### The records
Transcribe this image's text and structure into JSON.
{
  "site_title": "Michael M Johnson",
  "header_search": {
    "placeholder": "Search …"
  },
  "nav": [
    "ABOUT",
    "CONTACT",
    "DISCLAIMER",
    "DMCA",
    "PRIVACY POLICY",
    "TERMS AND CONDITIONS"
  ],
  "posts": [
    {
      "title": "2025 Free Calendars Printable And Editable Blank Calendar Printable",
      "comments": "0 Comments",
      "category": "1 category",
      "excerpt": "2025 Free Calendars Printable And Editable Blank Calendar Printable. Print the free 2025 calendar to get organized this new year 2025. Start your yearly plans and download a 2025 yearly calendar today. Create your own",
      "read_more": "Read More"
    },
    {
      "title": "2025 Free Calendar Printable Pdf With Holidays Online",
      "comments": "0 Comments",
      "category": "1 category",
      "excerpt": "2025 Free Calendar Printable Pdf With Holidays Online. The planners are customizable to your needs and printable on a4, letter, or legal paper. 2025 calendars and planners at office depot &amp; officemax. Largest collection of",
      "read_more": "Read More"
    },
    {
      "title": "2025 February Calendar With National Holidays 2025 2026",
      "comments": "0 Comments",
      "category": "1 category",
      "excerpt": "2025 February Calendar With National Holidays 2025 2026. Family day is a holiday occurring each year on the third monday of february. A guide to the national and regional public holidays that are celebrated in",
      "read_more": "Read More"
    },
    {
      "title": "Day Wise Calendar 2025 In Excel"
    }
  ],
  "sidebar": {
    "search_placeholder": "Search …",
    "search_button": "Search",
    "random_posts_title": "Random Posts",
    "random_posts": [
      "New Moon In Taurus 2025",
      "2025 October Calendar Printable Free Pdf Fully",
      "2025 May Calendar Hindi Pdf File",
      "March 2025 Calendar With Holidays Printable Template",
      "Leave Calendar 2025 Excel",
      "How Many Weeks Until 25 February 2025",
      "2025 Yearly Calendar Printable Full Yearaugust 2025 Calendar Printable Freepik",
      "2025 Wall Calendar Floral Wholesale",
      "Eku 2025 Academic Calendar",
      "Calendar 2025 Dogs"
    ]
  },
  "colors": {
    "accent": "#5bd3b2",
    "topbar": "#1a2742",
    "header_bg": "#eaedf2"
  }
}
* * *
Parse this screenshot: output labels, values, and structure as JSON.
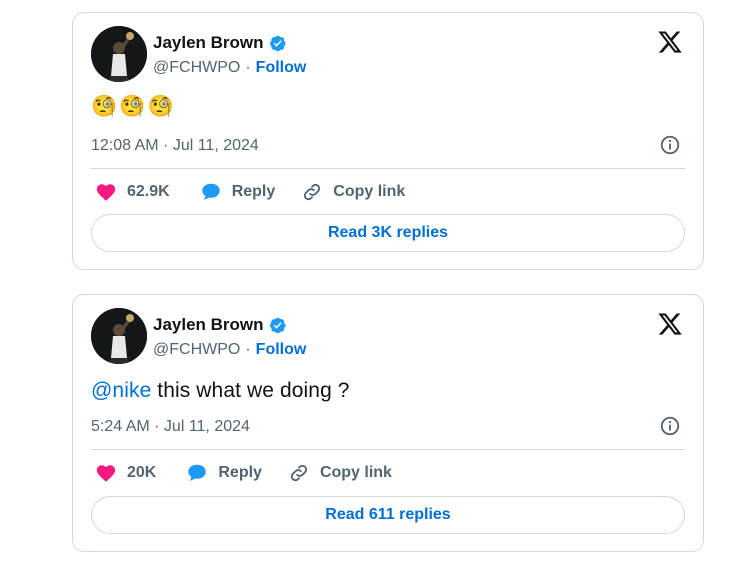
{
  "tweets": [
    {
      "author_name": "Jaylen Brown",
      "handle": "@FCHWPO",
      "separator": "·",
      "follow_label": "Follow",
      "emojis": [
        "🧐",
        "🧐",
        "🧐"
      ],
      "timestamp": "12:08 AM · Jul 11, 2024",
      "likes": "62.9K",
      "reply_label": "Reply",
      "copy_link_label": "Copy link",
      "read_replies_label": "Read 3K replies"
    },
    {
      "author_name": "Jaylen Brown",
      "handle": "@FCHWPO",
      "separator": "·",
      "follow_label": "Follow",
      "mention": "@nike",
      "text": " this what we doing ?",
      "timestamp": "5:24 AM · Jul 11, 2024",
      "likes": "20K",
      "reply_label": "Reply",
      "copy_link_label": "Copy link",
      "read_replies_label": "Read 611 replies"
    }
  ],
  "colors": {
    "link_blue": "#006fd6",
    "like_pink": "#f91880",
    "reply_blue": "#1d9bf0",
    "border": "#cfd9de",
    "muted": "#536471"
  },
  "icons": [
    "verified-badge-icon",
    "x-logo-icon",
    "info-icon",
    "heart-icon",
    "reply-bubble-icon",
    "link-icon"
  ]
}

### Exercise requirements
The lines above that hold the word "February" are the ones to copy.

### Task result
      "title": "2025 February Calendar With National Holidays 2025 2026",
      "excerpt": "2025 February Calendar With National Holidays 2025 2026. Family day is a holiday occurring each year on the third monday of february. A guide to the national and regional public holidays that are celebrated in",
      "How Many Weeks Until 25 February 2025",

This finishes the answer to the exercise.